Ever since my mom put Russell Freedman’s biography of Eleanor Roosevelt in my hands, I’ve been fascinated by her life and work. In fact, if anyone were to ask me which woman’s image should be placed onto U.S. currency first, Eleanor Roosevelt would be my pick.
It’s easy to tell, even decades after her death, that she didn’t let anything stand in the way of what she wanted to do—not a horrific childhood, a straying husband, political opponents who believed she was the wrong gender to do anything important. Not a national depression. Not a world war.
Her accomplishments are astounding. She completely redefined the role of the First Lady, traveling extensively throughout the country and the world to inspect hospitals, visit troops, campaign for her husband, give speeches, and oversee the work of federal commissions. She was a United States delegate to the United Nations and, due to her intense work on the Universal Declaration of Human Rights, remains the only individual delegate to ever receive a standing ovation from the General Assembly. She pushed for greater political power for women, equal rights for people of all backgrounds and nationalities—and in her spare time, wrote a syndicated column six days a week, titled “My Day,” from 1936 all the way through 1962.
The joke, portrayed in a political cartoon, is that Eleanor’s husband, FDR, prayed every night “Dear God, please make Eleanor a little tired.” It does seem as though nothing could wear her out.
I would still recommend Russell Freedman’s biography, Eleanor Roosevelt: A Life of Discovery, as a good introduction to this fascinating person. If you’re more interested in knowing what she had to say for herself, try Eleanor Roosevelt’s My Day, a collection from her syndicated column, edited by Rochelle Chadakoff.
Or if you’re interested in all the famous Roosevelts, including Eleanor’s Uncle Theodore and Eleanor’s husband (fifth cousin to her uncle) Franklin Delano, I recommend The Roosevelts: An Intimate History. This item is available either as a seven-disc documentary, or you can check out the companion book.
For more primary source information on Eleanor Roosevelt and FDR, check out the webpage of the Franklin D. Roosevelt Presidential Library and Museum. They have scanned and digitized a huge number of documents, including some of Eleanor Roosevelt’s correspondence, letters between FDR and Winston Churchill, and declassified papers about Pearl Harbor and the atomic bomb. The archives can be found here.
I’d like to think that Eleanor and I could have become friends had we met. I share a similar mindset to hers regarding how we ought to spend our lives—this quote from her April 3, 1936 “My Day” column seems like proof:

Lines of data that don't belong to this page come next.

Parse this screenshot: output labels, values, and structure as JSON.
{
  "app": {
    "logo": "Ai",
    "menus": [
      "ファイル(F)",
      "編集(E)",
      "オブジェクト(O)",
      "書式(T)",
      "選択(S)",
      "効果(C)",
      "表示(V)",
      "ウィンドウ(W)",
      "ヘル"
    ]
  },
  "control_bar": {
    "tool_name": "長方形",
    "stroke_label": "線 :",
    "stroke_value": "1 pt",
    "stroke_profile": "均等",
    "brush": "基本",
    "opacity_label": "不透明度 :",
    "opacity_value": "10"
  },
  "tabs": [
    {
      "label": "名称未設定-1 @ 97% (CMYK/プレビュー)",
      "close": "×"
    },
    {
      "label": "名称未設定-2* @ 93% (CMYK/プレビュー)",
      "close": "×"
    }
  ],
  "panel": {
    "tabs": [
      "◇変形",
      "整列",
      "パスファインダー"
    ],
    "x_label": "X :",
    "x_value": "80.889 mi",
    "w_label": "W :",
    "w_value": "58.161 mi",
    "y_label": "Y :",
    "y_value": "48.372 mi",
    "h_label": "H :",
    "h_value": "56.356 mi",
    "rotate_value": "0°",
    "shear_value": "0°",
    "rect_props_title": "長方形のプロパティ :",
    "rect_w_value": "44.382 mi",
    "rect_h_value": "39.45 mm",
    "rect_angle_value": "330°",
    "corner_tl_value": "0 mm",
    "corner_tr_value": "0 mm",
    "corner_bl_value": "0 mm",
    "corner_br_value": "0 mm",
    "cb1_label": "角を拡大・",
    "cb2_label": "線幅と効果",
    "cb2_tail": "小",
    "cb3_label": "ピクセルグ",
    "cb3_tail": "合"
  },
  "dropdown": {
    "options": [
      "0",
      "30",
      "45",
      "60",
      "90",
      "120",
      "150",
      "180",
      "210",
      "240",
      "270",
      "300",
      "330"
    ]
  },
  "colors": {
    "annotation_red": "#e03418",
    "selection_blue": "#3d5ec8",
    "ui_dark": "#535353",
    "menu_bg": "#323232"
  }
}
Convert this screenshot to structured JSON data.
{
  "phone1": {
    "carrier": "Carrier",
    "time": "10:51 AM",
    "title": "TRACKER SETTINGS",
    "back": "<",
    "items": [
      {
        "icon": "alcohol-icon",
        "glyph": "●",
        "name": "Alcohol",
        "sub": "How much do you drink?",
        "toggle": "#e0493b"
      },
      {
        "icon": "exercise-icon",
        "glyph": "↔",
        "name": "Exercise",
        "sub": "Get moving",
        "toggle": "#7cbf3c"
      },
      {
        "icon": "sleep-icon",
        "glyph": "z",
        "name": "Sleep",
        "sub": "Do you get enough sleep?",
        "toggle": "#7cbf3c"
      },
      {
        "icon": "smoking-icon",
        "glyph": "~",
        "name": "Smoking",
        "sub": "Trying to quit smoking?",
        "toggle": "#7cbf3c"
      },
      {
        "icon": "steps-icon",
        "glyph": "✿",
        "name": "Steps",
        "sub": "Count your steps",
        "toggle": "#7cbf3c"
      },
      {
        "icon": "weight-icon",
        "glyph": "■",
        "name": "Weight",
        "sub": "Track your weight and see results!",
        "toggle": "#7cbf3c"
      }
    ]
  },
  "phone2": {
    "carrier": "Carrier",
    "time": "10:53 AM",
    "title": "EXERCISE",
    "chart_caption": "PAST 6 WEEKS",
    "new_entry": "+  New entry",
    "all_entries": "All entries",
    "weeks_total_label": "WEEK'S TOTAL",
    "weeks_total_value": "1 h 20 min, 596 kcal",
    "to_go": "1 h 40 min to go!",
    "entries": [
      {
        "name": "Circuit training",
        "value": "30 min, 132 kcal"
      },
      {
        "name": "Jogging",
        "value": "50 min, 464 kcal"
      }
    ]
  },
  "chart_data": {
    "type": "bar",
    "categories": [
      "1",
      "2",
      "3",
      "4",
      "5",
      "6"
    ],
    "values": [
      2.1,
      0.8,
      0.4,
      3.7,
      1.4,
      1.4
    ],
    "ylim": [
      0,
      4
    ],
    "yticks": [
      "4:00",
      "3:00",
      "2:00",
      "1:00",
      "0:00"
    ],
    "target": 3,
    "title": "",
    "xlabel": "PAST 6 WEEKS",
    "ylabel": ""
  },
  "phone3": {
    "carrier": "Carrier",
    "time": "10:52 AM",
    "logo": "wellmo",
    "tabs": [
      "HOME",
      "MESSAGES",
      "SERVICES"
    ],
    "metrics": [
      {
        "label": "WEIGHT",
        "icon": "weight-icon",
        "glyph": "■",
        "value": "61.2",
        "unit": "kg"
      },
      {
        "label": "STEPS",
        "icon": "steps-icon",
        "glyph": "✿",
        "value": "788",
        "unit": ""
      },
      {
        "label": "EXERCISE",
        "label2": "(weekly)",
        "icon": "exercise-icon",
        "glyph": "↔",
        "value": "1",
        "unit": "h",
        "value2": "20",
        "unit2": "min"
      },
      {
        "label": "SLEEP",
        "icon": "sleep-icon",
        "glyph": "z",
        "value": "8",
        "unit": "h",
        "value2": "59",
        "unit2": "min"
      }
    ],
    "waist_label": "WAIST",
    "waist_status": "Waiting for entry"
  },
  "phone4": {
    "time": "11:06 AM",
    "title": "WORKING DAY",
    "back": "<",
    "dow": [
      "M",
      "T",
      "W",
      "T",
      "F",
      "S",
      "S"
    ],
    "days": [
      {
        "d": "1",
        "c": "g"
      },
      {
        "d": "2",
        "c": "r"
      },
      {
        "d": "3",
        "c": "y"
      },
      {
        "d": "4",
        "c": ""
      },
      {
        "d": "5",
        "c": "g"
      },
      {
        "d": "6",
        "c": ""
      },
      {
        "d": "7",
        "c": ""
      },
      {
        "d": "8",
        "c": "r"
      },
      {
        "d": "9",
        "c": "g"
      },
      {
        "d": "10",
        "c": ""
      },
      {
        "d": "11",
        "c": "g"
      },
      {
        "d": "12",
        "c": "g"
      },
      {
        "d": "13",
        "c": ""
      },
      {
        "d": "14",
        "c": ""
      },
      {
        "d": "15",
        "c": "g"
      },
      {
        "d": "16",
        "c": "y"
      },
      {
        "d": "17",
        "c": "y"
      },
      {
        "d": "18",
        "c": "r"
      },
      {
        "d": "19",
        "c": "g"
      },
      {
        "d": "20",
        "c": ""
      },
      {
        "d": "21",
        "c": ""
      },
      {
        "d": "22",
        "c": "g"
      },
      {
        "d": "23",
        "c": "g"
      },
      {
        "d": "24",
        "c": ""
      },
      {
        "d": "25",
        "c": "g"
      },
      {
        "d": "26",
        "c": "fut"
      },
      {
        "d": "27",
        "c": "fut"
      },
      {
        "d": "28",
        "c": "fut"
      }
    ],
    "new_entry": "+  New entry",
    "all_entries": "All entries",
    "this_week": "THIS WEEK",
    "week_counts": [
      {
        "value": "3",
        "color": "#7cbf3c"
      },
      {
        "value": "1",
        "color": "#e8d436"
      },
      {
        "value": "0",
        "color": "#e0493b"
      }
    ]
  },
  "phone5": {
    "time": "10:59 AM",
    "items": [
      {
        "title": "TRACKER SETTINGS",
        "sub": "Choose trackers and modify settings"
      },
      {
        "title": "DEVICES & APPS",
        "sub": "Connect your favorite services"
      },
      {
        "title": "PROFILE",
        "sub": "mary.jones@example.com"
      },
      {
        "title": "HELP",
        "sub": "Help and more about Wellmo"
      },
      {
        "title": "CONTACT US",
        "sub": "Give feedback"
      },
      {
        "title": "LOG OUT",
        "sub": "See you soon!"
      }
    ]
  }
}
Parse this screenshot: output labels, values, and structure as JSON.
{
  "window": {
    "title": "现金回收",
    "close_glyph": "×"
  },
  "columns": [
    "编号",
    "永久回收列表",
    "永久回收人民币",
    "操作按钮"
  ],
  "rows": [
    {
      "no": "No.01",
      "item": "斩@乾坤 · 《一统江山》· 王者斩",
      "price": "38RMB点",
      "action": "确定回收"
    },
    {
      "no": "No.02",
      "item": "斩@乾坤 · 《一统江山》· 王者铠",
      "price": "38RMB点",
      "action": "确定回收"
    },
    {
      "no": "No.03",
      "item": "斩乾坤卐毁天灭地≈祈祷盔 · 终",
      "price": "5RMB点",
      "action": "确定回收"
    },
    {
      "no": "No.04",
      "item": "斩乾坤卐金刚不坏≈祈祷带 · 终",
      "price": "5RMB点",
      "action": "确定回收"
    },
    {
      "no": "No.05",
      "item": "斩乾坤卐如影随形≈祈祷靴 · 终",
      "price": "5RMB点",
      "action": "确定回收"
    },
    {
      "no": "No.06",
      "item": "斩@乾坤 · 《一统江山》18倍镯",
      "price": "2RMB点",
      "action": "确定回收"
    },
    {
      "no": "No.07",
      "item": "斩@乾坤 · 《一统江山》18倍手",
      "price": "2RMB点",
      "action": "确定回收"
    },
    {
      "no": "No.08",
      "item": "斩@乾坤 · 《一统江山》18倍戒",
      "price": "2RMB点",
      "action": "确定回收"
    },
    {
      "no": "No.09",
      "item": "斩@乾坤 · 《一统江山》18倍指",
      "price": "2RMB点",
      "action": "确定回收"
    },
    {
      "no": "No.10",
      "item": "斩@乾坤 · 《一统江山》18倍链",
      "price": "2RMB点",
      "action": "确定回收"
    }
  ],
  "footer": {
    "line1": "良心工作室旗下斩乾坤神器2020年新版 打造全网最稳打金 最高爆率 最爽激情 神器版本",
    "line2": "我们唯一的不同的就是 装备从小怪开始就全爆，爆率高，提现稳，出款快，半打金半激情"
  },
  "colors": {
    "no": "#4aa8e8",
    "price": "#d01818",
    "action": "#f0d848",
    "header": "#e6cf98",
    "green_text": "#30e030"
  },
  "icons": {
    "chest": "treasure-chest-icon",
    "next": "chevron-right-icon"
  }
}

“I could not help but wish that more people could realize the unselfish services that the librarians, throughout the country, have performed during the past few years. In the face of salary cuts and decreased appropriations for books, they have carried on and made their libraries a refuge and center for many people who sorely needed friendly contacts. I am more and more impressed as I grow older by the unsung heroes of the world, and wish that some one would write an epic about those who carry the brunt of the world’s work on their shoulders, receiving little attention in return.”
Thank you, Eleanor.